Former Utah lawmaker has no further comment on Preckwinkle's remark about self-employment
In 2013, Dan Liljenquist, a former Republican Utah state senator, referred to a brief encounter with then Chicago Alderman Toni Preckwinkle, now chairman of the Cook County Democratic Party, as "one of the more sobering experiences of my life."
Now he'd rather not talk about it. "I'd prefer not to comment on this story," Liljenquist, who represented Utah's 23rd Senate District from January 2009 to December 2011, said in an email to the Chicago City Wire on Monday. "My interactions with Ms. Preckwinkle were very brief and were covered accurately by the Chicago Sun Times nearly 19 years ago. I don’t have anything to add."
In that brief exchange, Preckwinkle reportedly told Liljenquist that she was opposed to self-employment because it gave people false hope that they could support themselves.
Preckwinkle, 71, made history in April when she became the first woman and first African-American to chair the Cook County Democratic Party. She also is president of the Cook County Board. Previously, Preckwinkle was a five-term Chicago alderman, representing Chicago's 4th Ward beginning in 1991.
Liljenquist, now a pension reform and health care consultant on the board of Ballotpedia publisher the Lucy Burns Institute and the Utah Debate Commission, mentioned his "very brief" encounter with Preckwinkle during a forum in 2013 moderated by AM 560 radio talk show host and former Republican candidate for Illinois governor Dan Proft. Proft also is a principal of Local Government Information Services, which owns this publication.
"One of the more sobering experiences of my life was my first summer of law school," Liljenquist said during the forum. "I was working with the Institute of Justice's Clinic of Entrepreneurship down in the University of Chicago. We were trying to help inner city of Chicago entrepreneurs launch their business. We had some great, great people with great ideas. And I went and met with the alderwoman of South Chicago who is now, I think, in a much more powerful position. I won't mention who she is but I sat down with her and told her we were offering free legal advice to help people start up businesses. And she looked at me and she said, 'I'm opposed to self-employment. You give these people false hopes that they could ever earn a living on their own.'"
The forum's audience responded with sounds of shock.

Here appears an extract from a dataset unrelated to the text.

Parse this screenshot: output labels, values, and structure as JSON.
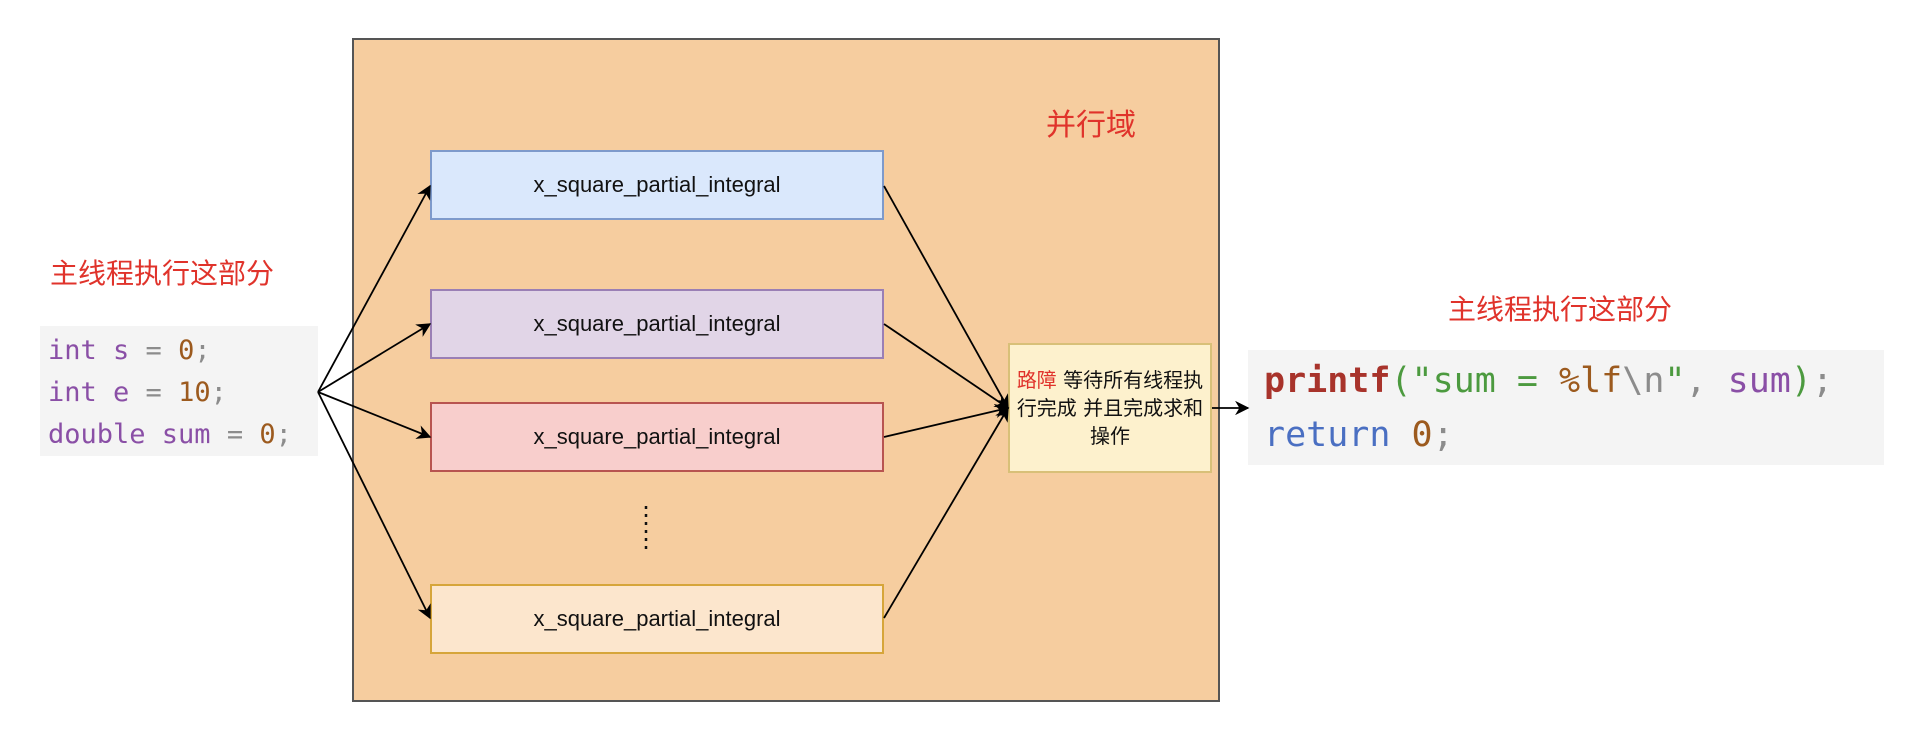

"I was stunned," Liljenquist continued. "I couldn't believe it."
Later in the forum, Proft prodded Liljenquist to name the "alderwoman" with whom he'd met and Liljenquist confirmed it was Preckwinkle.
Since the encounter, Preckwinkle seems to have moderated her reported beligerence against the self-employed. In November 2016, Preckwinkle received the Women's Business Development Center's Government Support Award. The previous spring, Preckwinkle publicly advocated getting more women into banking roles to help fight biases women often face when they start their own business.

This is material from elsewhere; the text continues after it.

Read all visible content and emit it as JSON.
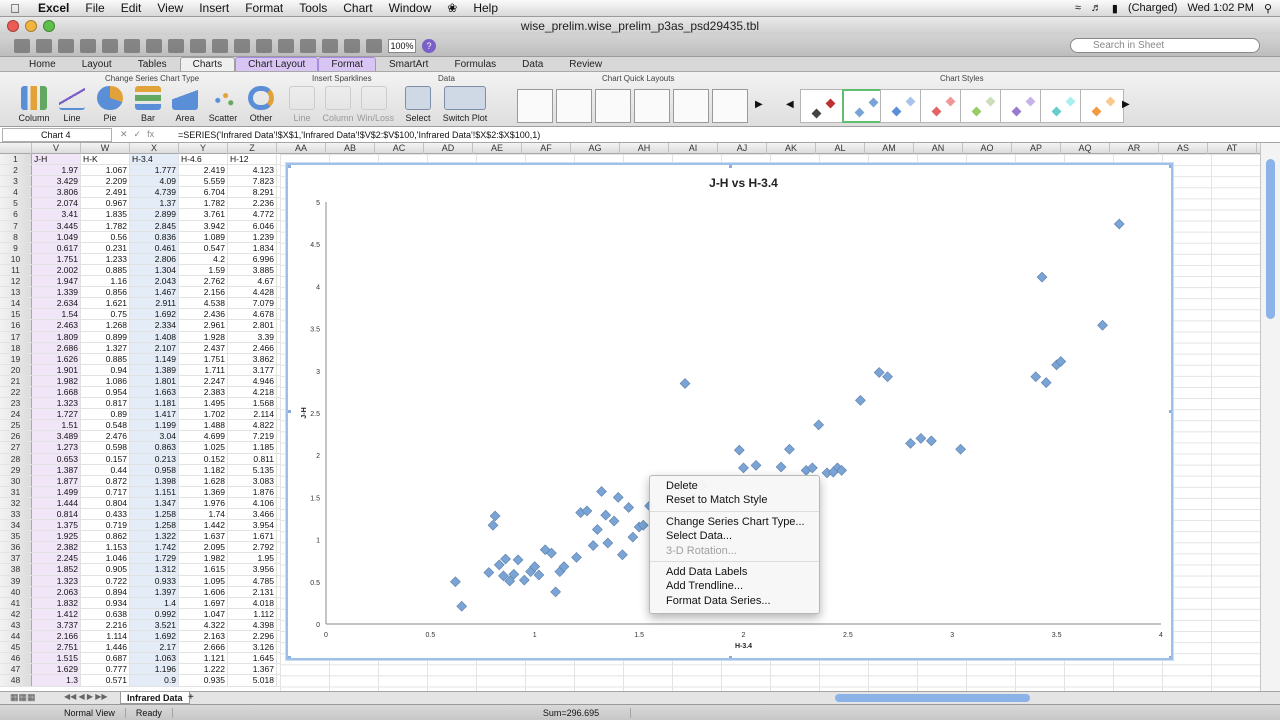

Her support for small business owners apparently has limits. This past March, Preckwinkle was re-elected to her third term as Cook County Board president despite her support of a sweetened beverage tax the previous year, a tax critics said hit small businesses especially hard.
During the 2013 forum, Liljenquist also looked optimistically toward Illinois' future by referring to Michigan's economic troubles and its "lost decade" when "they were in a depression and they were losing jobs," but that state was turning things around. "Eventually, Illinois will get there," he said.
"So I'm optimistic for Illinois," he said. "I'm a little nervous for the next coming years but, ultimately, I think that good people, when they wake up to an issue and a crisis and start to measure their own lives and what they really think, will start to realize that the principles that we've kind of relied on as a civilization for 5,000 years will come back. The law of the harvest works, you reap what you sow. You can't consume something you don't end up producing and things reset themselves. We always have to make sure that the right people at the right time here in this state are ready to lead when that realization occurs. I'm not sure it has occurred yet but it will."